Young transgender people are being let down by the "terrible" quality of evidence underpinning their treatment and care, a leading researcher warns.
Prof Carl Heneghan, from Oxford University, said there was an "urgent" need for a new regulator in the field.
He said much more "rigorous" and "robust" research was needed into the effects of drugs given to young transgender people.
But the Department of Health says it has no plans to create a new regulator.
Prof Heneghan, director of the Centre of Evidence Based Medicine at Oxford University, along with Prof Tom Jefferson, who is also a clinical epidemiologist carried out an independent analysis of the most recent international research on medical interventions for the BBC's Panorama programme.
Prof Heneghan said "One of the key issues is to be able to say to parents and children in making a decision... 'Here's an informed decision based on the evidence.'
"The quality of evidence in this area is terrible."
One of the key elements of treatment is puberty blockers, which may be prescribed to young people with gender dysphoria.
They prevent the development of characteristics such as breasts or facial hair.
Puberty blockers have long been used to treat young children who start puberty too early but less is known about their long-term safety in transgender adolescents.
Prof Heneghan said: "What can you tell from the evidence?

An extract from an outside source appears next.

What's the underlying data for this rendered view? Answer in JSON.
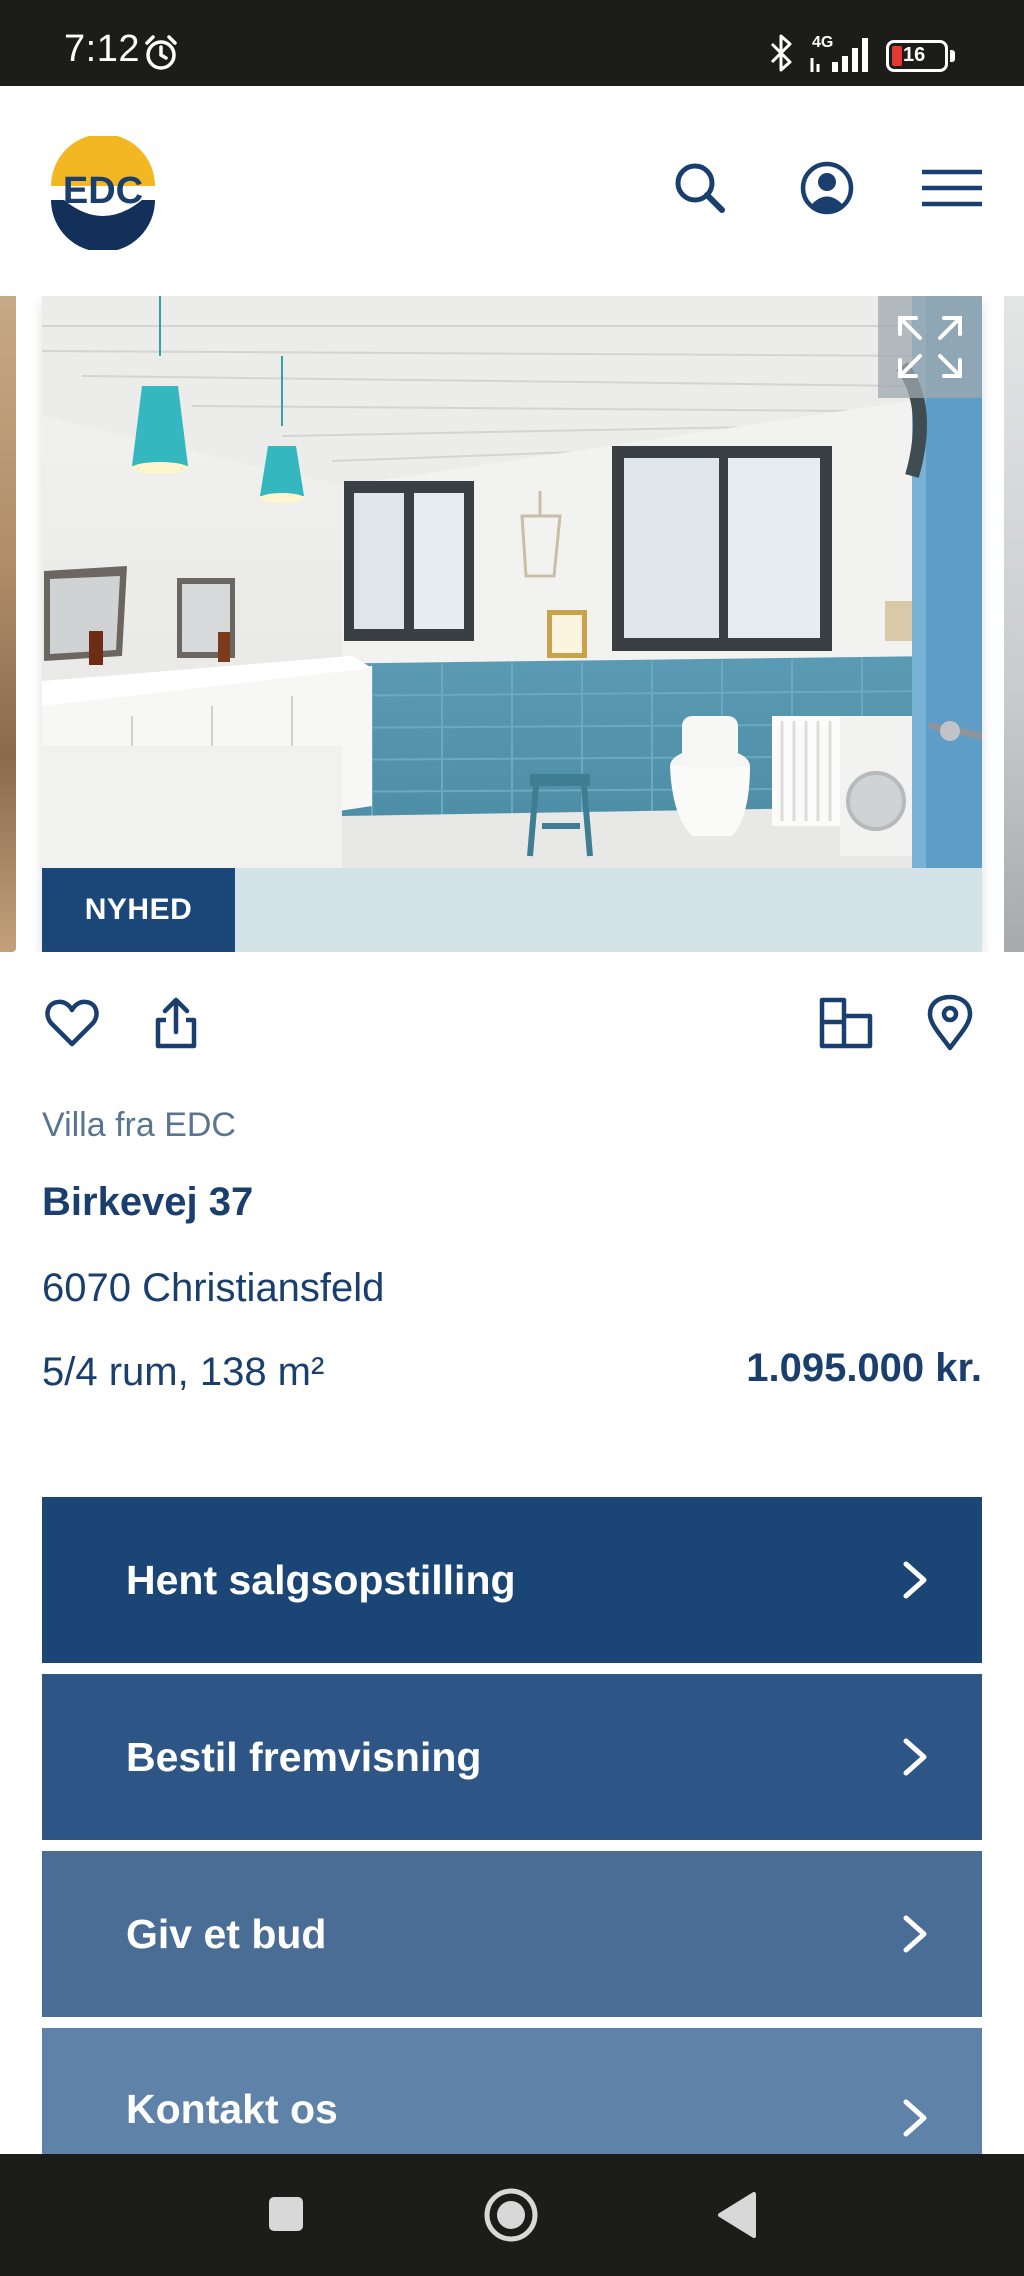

You can tell very little apart from they give you the intended effects of suppressing and blocking puberty."
Dr Polly Carmichael, a consultant clinical psychologist and director of the NHS Gender Identity Development Service, at the Tavistock Centre, said: "There are questions around risk.
"What you have is a phenomenon and that phenomenon is young people who are hugely distressed around their gender identity.
"I think that it is important that young people and families who have gone forward for treatment are exceedingly positive about it."
'It helps to take time'
Now 18, Jade, was referred to child mental health services for depression in her early teens. Realising that she was conflicted about her gender identity, they referred her on to the Tavistock Centre.
She spent a year on the waiting list, before starting counselling when she was 16-years-old.
"I took a lot of time playing with my identity, which I think is an important thing to do, especially for young people, because it gave me that time to realise that I lived my life as a feminine guy but that wasn't it. There was something more to it," she says.
"When people see me on the street, I want to be perceived as a woman."
Jade, like most under-18s referred to the Tavistock, didn't take puberty blockers or cross-sex hormones while she was a patient there.
"There's just so much thinking that needs to be done, especially to making life changes to go down the line like hormone blockers, when there are so many changes happening in your body," she says.
"It just helps to take time."
Jade says she's still struggling with gender dysphoria but is now ready for the next stage in her transition.
When children have been on puberty blockers for a year, and are about 16, they can be offered cross-sex hormones by the NHS - testosterone and oestrogen, the effects of which can be irreversible.
Prof Heneghan said the way the research studies had collected and analysed evidence "prevented definitive conclusions" to be made on young people's outcomes with cross-sex hormones.
He said the number of patients in the research groups was small and many patients were "lost" from the studies, so their outcomes were not followed up.
The Tavistock Centre has undertaken its own research into patients but he said they had not done enough.
"They haven't produced systematic data on the outcomes based on all children," Prof Heneghan said.
"In the absence of evidence, I just do not understand how they can inform children, adolescents and parents and families in a way that helps them make an informed decision."
However, Dr Carmichael said the centre had recently been given a research grant "to follow young people who come to the service through and forward, whatever their outcomes, and that is going to be really important information".
The Tavistock Centre also said it engaged in research and published regularly.
But Prof Heneghan said a new regulator was urgently needed to provide oversight of the care and treatment offered by both the NHS and private providers.
He likened the "emotive" area of care for transgender children to that for fertility and called for a new regulator to oversee research and treatment, similar to the Human Fertilisation and Embryology Authority (HFEA), which would be independent to those providing the care.
The Department of Health said it had no plans to introduce an independent regulator but added: "We are committed to ensuring thorough accountability and oversight... and will review any arrangements when appropriate."
Panorama: Trans Kids - Why Medicine Matters is available on BBC iPlayer.
Dr Faye Kirkland is also a GP.